* [How to complete this task] Reproduce the data in full, exactly.

* [Entries supplied]

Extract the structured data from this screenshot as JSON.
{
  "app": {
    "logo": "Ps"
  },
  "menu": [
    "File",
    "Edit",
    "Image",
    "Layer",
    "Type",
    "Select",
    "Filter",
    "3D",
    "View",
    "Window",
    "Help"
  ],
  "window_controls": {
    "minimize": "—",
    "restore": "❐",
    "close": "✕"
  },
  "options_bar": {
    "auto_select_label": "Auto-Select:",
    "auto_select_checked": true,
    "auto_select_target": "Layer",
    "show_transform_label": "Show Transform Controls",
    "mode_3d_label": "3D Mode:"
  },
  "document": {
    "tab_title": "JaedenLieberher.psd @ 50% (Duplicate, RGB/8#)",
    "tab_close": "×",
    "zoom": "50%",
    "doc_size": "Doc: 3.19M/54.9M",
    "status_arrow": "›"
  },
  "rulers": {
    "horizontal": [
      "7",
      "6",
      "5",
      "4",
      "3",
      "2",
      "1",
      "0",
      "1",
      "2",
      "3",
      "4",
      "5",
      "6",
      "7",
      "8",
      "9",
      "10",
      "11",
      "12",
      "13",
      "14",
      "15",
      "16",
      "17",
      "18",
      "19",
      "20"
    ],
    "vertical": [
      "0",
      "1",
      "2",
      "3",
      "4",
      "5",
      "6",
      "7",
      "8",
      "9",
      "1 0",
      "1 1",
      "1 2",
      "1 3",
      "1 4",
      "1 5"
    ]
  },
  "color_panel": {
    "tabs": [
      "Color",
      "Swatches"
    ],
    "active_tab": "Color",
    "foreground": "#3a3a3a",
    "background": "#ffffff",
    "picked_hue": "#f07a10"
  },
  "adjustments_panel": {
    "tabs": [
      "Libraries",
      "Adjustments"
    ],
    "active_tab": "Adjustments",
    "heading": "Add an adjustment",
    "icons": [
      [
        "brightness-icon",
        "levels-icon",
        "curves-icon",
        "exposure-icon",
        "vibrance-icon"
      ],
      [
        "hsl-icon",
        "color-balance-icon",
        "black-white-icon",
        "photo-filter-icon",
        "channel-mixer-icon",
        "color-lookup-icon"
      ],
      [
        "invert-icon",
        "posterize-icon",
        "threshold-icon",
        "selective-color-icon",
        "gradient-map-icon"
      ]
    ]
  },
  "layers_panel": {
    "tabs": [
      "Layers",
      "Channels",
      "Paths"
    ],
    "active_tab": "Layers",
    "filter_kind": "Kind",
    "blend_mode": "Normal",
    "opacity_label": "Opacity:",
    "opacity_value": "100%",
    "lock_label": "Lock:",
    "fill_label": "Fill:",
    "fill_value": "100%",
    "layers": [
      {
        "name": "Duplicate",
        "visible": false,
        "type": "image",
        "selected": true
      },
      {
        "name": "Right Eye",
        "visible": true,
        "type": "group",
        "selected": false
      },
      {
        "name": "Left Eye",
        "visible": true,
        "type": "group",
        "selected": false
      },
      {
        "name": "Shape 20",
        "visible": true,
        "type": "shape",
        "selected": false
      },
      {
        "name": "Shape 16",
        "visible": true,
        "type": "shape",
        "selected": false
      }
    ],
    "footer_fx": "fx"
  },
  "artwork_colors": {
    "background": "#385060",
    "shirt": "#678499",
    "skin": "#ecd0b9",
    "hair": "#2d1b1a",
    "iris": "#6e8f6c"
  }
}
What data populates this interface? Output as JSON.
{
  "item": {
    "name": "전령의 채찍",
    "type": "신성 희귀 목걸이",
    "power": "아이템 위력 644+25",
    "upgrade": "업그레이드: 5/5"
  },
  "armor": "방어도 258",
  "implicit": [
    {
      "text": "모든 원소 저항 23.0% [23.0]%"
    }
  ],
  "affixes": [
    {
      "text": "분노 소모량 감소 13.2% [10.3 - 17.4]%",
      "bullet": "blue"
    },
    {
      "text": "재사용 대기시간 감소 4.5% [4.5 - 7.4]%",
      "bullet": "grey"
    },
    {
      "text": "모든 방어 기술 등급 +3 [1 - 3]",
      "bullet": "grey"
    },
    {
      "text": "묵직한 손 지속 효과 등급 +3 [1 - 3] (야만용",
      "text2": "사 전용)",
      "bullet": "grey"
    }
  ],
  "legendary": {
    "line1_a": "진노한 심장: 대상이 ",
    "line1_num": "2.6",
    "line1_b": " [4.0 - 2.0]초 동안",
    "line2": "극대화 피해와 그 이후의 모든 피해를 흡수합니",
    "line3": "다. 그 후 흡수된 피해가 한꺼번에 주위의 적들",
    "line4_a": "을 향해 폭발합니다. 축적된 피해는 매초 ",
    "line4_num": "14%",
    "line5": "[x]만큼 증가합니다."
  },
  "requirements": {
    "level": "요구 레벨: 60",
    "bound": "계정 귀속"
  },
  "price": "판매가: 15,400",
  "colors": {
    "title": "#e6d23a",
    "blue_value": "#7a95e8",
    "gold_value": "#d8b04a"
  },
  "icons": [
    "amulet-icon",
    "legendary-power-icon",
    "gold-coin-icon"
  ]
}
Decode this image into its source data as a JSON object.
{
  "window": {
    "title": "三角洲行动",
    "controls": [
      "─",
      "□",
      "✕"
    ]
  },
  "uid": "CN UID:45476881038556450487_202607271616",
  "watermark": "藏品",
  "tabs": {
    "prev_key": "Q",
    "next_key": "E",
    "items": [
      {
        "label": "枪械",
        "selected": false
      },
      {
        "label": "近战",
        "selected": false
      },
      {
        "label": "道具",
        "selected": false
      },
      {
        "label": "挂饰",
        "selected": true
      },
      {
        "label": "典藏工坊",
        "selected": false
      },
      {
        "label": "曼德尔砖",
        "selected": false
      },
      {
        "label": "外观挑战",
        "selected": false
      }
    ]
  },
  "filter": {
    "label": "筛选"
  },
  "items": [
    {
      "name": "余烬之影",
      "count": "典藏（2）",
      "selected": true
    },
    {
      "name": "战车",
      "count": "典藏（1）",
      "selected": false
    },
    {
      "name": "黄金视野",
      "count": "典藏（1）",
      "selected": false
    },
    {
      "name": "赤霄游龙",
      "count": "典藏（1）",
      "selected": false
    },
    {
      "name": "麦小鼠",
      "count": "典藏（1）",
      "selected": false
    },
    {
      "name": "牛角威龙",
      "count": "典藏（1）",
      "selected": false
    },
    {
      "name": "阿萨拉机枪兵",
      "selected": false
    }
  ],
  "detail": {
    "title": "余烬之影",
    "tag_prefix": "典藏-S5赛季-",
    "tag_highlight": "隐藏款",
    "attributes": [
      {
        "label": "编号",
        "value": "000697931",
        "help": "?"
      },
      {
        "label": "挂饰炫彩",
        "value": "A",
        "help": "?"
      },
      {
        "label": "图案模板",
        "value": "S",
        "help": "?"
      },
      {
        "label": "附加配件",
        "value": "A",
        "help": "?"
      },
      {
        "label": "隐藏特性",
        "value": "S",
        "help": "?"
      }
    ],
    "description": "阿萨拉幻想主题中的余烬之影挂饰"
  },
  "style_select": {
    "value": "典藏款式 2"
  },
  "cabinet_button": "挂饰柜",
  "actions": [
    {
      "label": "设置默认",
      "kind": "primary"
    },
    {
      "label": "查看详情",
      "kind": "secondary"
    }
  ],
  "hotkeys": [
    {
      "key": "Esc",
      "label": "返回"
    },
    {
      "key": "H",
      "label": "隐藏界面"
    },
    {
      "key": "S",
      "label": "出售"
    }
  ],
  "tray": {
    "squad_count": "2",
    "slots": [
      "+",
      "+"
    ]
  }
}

* [Response to this task]
Extract the structured data from this screenshot as JSON.
{
  "app": {
    "logo": "Ps"
  },
  "menu": [
    "File",
    "Edit",
    "Image",
    "Layer",
    "Type",
    "Select",
    "Filter",
    "3D",
    "View",
    "Window",
    "Help"
  ],
  "window_controls": {
    "minimize": "—",
    "restore": "❐",
    "close": "✕"
  },
  "options_bar": {
    "auto_select_label": "Auto-Select:",
    "auto_select_checked": true,
    "auto_select_target": "Layer",
    "show_transform_label": "Show Transform Controls",
    "mode_3d_label": "3D Mode:"
  },
  "document": {
    "tab_title": "JaedenLieberher.psd @ 50% (Duplicate, RGB/8#)",
    "tab_close": "×",
    "zoom": "50%",
    "doc_size": "Doc: 3.19M/54.9M",
    "status_arrow": "›"
  },
  "rulers": {
    "horizontal": [
      "7",
      "6",
      "5",
      "4",
      "3",
      "2",
      "1",
      "0",
      "1",
      "2",
      "3",
      "4",
      "5",
      "6",
      "7",
      "8",
      "9",
      "10",
      "11",
      "12",
      "13",
      "14",
      "15",
      "16",
      "17",
      "18",
      "19",
      "20"
    ],
    "vertical": [
      "0",
      "1",
      "2",
      "3",
      "4",
      "5",
      "6",
      "7",
      "8",
      "9",
      "1 0",
      "1 1",
      "1 2",
      "1 3",
      "1 4",
      "1 5"
    ]
  },
  "color_panel": {
    "tabs": [
      "Color",
      "Swatches"
    ],
    "active_tab": "Color",
    "foreground": "#3a3a3a",
    "background": "#ffffff",
    "picked_hue": "#f07a10"
  },
  "adjustments_panel": {
    "tabs": [
      "Libraries",
      "Adjustments"
    ],
    "active_tab": "Adjustments",
    "heading": "Add an adjustment",
    "icons": [
      [
        "brightness-icon",
        "levels-icon",
        "curves-icon",
        "exposure-icon",
        "vibrance-icon"
      ],
      [
        "hsl-icon",
        "color-balance-icon",
        "black-white-icon",
        "photo-filter-icon",
        "channel-mixer-icon",
        "color-lookup-icon"
      ],
      [
        "invert-icon",
        "posterize-icon",
        "threshold-icon",
        "selective-color-icon",
        "gradient-map-icon"
      ]
    ]
  },
  "layers_panel": {
    "tabs": [
      "Layers",
      "Channels",
      "Paths"
    ],
    "active_tab": "Layers",
    "filter_kind": "Kind",
    "blend_mode": "Normal",
    "opacity_label": "Opacity:",
    "opacity_value": "100%",
    "lock_label": "Lock:",
    "fill_label": "Fill:",
    "fill_value": "100%",
    "layers": [
      {
        "name": "Duplicate",
        "visible": false,
        "type": "image",
        "selected": true
      },
      {
        "name": "Right Eye",
        "visible": true,
        "type": "group",
        "selected": false
      },
      {
        "name": "Left Eye",
        "visible": true,
        "type": "group",
        "selected": false
      },
      {
        "name": "Shape 20",
        "visible": true,
        "type": "shape",
        "selected": false
      },
      {
        "name": "Shape 16",
        "visible": true,
        "type": "shape",
        "selected": false
      }
    ],
    "footer_fx": "fx"
  },
  "artwork_colors": {
    "background": "#385060",
    "shirt": "#678499",
    "skin": "#ecd0b9",
    "hair": "#2d1b1a",
    "iris": "#6e8f6c"
  }
}
What data populates this interface? Output as JSON.
{
  "item": {
    "name": "전령의 채찍",
    "type": "신성 희귀 목걸이",
    "power": "아이템 위력 644+25",
    "upgrade": "업그레이드: 5/5"
  },
  "armor": "방어도 258",
  "implicit": [
    {
      "text": "모든 원소 저항 23.0% [23.0]%"
    }
  ],
  "affixes": [
    {
      "text": "분노 소모량 감소 13.2% [10.3 - 17.4]%",
      "bullet": "blue"
    },
    {
      "text": "재사용 대기시간 감소 4.5% [4.5 - 7.4]%",
      "bullet": "grey"
    },
    {
      "text": "모든 방어 기술 등급 +3 [1 - 3]",
      "bullet": "grey"
    },
    {
      "text": "묵직한 손 지속 효과 등급 +3 [1 - 3] (야만용",
      "text2": "사 전용)",
      "bullet": "grey"
    }
  ],
  "legendary": {
    "line1_a": "진노한 심장: 대상이 ",
    "line1_num": "2.6",
    "line1_b": " [4.0 - 2.0]초 동안",
    "line2": "극대화 피해와 그 이후의 모든 피해를 흡수합니",
    "line3": "다. 그 후 흡수된 피해가 한꺼번에 주위의 적들",
    "line4_a": "을 향해 폭발합니다. 축적된 피해는 매초 ",
    "line4_num": "14%",
    "line5": "[x]만큼 증가합니다."
  },
  "requirements": {
    "level": "요구 레벨: 60",
    "bound": "계정 귀속"
  },
  "price": "판매가: 15,400",
  "colors": {
    "title": "#e6d23a",
    "blue_value": "#7a95e8",
    "gold_value": "#d8b04a"
  },
  "icons": [
    "amulet-icon",
    "legendary-power-icon",
    "gold-coin-icon"
  ]
}
Decode this image into its source data as a JSON object.
{
  "window": {
    "title": "三角洲行动",
    "controls": [
      "─",
      "□",
      "✕"
    ]
  },
  "uid": "CN UID:45476881038556450487_202607271616",
  "watermark": "藏品",
  "tabs": {
    "prev_key": "Q",
    "next_key": "E",
    "items": [
      {
        "label": "枪械",
        "selected": false
      },
      {
        "label": "近战",
        "selected": false
      },
      {
        "label": "道具",
        "selected": false
      },
      {
        "label": "挂饰",
        "selected": true
      },
      {
        "label": "典藏工坊",
        "selected": false
      },
      {
        "label": "曼德尔砖",
        "selected": false
      },
      {
        "label": "外观挑战",
        "selected": false
      }
    ]
  },
  "filter": {
    "label": "筛选"
  },
  "items": [
    {
      "name": "余烬之影",
      "count": "典藏（2）",
      "selected": true
    },
    {
      "name": "战车",
      "count": "典藏（1）",
      "selected": false
    },
    {
      "name": "黄金视野",
      "count": "典藏（1）",
      "selected": false
    },
    {
      "name": "赤霄游龙",
      "count": "典藏（1）",
      "selected": false
    },
    {
      "name": "麦小鼠",
      "count": "典藏（1）",
      "selected": false
    },
    {
      "name": "牛角威龙",
      "count": "典藏（1）",
      "selected": false
    },
    {
      "name": "阿萨拉机枪兵",
      "selected": false
    }
  ],
  "detail": {
    "title": "余烬之影",
    "tag_prefix": "典藏-S5赛季-",
    "tag_highlight": "隐藏款",
    "attributes": [
      {
        "label": "编号",
        "value": "000697931",
        "help": "?"
      },
      {
        "label": "挂饰炫彩",
        "value": "A",
        "help": "?"
      },
      {
        "label": "图案模板",
        "value": "S",
        "help": "?"
      },
      {
        "label": "附加配件",
        "value": "A",
        "help": "?"
      },
      {
        "label": "隐藏特性",
        "value": "S",
        "help": "?"
      }
    ],
    "description": "阿萨拉幻想主题中的余烬之影挂饰"
  },
  "style_select": {
    "value": "典藏款式 2"
  },
  "cabinet_button": "挂饰柜",
  "actions": [
    {
      "label": "设置默认",
      "kind": "primary"
    },
    {
      "label": "查看详情",
      "kind": "secondary"
    }
  ],
  "hotkeys": [
    {
      "key": "Esc",
      "label": "返回"
    },
    {
      "key": "H",
      "label": "隐藏界面"
    },
    {
      "key": "S",
      "label": "出售"
    }
  ],
  "tray": {
    "squad_count": "2",
    "slots": [
      "+",
      "+"
    ]
  }
}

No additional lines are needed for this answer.